*** Block opens ***

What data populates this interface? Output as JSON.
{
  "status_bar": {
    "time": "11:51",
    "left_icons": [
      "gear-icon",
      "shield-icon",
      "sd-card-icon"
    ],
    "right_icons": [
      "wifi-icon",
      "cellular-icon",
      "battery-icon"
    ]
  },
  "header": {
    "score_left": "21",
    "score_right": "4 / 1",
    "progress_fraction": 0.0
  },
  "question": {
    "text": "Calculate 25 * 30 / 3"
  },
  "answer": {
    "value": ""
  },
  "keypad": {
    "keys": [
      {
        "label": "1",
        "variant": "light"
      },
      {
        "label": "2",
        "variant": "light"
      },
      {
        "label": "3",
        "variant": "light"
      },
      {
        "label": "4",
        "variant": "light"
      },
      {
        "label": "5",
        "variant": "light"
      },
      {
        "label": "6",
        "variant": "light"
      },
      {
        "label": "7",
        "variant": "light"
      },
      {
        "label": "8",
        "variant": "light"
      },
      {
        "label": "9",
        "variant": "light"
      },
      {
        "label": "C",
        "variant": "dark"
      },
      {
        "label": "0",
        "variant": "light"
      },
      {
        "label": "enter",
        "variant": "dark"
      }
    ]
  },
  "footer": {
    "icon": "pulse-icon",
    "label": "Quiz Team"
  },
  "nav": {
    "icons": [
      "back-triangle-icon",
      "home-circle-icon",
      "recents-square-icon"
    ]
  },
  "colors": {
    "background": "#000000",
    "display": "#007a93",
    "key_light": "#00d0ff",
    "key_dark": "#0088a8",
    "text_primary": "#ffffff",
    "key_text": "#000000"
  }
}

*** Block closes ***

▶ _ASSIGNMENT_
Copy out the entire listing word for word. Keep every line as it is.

▶ _RESPONSE_
What data populates this interface? Output as JSON.
{
  "status_bar": {
    "time": "11:51",
    "left_icons": [
      "gear-icon",
      "shield-icon",
      "sd-card-icon"
    ],
    "right_icons": [
      "wifi-icon",
      "cellular-icon",
      "battery-icon"
    ]
  },
  "header": {
    "score_left": "21",
    "score_right": "4 / 1",
    "progress_fraction": 0.0
  },
  "question": {
    "text": "Calculate 25 * 30 / 3"
  },
  "answer": {
    "value": ""
  },
  "keypad": {
    "keys": [
      {
        "label": "1",
        "variant": "light"
      },
      {
        "label": "2",
        "variant": "light"
      },
      {
        "label": "3",
        "variant": "light"
      },
      {
        "label": "4",
        "variant": "light"
      },
      {
        "label": "5",
        "variant": "light"
      },
      {
        "label": "6",
        "variant": "light"
      },
      {
        "label": "7",
        "variant": "light"
      },
      {
        "label": "8",
        "variant": "light"
      },
      {
        "label": "9",
        "variant": "light"
      },
      {
        "label": "C",
        "variant": "dark"
      },
      {
        "label": "0",
        "variant": "light"
      },
      {
        "label": "enter",
        "variant": "dark"
      }
    ]
  },
  "footer": {
    "icon": "pulse-icon",
    "label": "Quiz Team"
  },
  "nav": {
    "icons": [
      "back-triangle-icon",
      "home-circle-icon",
      "recents-square-icon"
    ]
  },
  "colors": {
    "background": "#000000",
    "display": "#007a93",
    "key_light": "#00d0ff",
    "key_dark": "#0088a8",
    "text_primary": "#ffffff",
    "key_text": "#000000"
  }
}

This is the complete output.